What is needed
Among the entries below, find each line with "body" and show it.

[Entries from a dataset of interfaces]
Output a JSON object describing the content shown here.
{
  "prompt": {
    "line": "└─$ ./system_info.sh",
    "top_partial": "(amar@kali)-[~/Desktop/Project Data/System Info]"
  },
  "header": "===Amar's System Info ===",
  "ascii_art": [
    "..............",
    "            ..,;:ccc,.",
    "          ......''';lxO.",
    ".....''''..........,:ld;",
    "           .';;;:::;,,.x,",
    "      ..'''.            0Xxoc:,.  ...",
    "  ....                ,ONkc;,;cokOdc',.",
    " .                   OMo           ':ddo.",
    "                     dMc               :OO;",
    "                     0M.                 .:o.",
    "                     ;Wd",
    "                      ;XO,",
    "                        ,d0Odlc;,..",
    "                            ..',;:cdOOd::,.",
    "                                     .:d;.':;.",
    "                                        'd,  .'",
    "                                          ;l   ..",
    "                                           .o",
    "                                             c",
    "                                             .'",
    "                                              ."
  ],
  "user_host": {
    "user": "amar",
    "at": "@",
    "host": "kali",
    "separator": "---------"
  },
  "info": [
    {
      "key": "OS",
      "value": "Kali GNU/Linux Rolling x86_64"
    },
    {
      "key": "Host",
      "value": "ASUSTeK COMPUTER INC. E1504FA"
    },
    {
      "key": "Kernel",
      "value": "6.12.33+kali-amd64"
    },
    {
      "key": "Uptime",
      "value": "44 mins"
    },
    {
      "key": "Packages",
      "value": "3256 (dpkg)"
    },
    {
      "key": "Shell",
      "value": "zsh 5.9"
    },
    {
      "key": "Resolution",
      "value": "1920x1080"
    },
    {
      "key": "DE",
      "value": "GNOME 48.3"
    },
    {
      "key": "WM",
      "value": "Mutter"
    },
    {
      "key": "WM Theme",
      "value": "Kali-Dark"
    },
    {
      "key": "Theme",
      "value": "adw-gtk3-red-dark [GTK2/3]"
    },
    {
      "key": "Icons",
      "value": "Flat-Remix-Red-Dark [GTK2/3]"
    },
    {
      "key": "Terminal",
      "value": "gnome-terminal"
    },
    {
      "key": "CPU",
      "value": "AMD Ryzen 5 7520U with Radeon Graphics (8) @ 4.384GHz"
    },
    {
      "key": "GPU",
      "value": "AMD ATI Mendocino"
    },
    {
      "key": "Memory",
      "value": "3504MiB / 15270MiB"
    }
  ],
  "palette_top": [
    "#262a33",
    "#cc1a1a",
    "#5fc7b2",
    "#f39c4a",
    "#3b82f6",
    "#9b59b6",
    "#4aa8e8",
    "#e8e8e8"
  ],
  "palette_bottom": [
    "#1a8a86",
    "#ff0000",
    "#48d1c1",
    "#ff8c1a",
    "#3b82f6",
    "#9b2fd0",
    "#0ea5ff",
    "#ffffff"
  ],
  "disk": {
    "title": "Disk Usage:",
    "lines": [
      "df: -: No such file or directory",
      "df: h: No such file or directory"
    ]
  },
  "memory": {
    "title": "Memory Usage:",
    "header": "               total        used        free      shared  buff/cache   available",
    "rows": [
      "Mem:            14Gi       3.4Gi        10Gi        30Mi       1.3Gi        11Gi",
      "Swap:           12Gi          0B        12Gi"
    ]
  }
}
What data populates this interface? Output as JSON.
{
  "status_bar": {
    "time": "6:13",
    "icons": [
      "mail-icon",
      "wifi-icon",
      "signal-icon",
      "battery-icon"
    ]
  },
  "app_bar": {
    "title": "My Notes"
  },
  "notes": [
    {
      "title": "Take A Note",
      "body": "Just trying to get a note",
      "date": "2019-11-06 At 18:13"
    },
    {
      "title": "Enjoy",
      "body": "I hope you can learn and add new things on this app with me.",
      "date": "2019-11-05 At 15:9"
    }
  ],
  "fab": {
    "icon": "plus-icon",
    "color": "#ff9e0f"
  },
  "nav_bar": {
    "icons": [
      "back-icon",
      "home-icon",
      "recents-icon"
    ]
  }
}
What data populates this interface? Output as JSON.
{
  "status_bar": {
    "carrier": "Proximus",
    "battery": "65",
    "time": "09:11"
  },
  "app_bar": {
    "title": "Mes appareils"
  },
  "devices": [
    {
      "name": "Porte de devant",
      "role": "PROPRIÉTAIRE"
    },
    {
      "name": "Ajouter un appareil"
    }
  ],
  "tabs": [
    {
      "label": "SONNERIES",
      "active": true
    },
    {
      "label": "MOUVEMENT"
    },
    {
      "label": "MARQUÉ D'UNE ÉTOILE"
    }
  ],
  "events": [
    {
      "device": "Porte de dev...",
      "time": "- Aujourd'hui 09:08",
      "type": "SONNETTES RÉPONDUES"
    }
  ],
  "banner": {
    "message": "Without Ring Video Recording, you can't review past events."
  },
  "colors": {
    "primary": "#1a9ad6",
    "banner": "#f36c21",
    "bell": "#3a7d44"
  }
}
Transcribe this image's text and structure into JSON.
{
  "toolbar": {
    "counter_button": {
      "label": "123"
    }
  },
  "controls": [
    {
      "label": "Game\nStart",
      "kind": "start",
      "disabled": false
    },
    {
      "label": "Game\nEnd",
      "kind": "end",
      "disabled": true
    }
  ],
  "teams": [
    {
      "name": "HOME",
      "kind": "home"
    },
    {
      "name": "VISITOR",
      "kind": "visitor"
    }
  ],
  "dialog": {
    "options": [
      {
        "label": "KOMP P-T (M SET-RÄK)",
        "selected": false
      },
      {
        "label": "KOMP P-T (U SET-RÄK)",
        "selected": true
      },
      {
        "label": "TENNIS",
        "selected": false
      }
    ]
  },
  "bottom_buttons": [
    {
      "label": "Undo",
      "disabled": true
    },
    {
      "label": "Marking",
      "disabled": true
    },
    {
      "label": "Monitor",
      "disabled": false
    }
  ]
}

Response to this exercise
      "body": "Just trying to get a note",
      "body": "I hope you can learn and add new things on this app with me.",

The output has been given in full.